- _ACTIVITY_
In the records below, some lines contain the word "List". Copy each of them.

- _INFORMATION SUPPLIED_

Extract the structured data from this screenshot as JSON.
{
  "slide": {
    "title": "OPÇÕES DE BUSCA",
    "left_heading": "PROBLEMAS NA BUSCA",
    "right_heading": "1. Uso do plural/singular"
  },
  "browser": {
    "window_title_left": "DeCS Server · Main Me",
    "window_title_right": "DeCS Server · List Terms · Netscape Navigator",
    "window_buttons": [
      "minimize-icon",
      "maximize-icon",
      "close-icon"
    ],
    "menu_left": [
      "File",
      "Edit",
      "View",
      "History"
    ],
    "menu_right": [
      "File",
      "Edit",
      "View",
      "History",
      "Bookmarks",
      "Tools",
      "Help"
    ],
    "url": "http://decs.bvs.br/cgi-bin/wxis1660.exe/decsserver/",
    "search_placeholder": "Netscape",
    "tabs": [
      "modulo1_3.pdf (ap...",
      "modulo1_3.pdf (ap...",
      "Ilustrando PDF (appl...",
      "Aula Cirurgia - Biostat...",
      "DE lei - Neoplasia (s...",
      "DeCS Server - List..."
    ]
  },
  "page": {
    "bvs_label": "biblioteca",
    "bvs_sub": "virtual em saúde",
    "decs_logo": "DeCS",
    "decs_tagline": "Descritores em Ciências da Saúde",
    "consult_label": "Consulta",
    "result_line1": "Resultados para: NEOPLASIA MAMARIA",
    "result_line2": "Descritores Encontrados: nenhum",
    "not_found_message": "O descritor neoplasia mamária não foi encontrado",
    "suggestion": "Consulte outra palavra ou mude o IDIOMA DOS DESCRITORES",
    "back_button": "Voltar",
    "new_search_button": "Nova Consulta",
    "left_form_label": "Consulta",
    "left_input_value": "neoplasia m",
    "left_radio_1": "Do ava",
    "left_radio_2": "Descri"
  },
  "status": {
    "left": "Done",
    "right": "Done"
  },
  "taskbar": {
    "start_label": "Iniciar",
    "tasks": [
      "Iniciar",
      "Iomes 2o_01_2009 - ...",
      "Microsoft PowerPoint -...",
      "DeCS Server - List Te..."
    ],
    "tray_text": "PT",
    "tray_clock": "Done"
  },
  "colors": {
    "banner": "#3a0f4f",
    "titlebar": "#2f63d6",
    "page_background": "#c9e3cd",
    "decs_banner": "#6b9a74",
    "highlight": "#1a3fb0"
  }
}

- _PROBLEM SOLUTION_
    "window_title_right": "DeCS Server · List Terms · Netscape Navigator",
      "DeCS Server - List..."
      "DeCS Server - List Te..."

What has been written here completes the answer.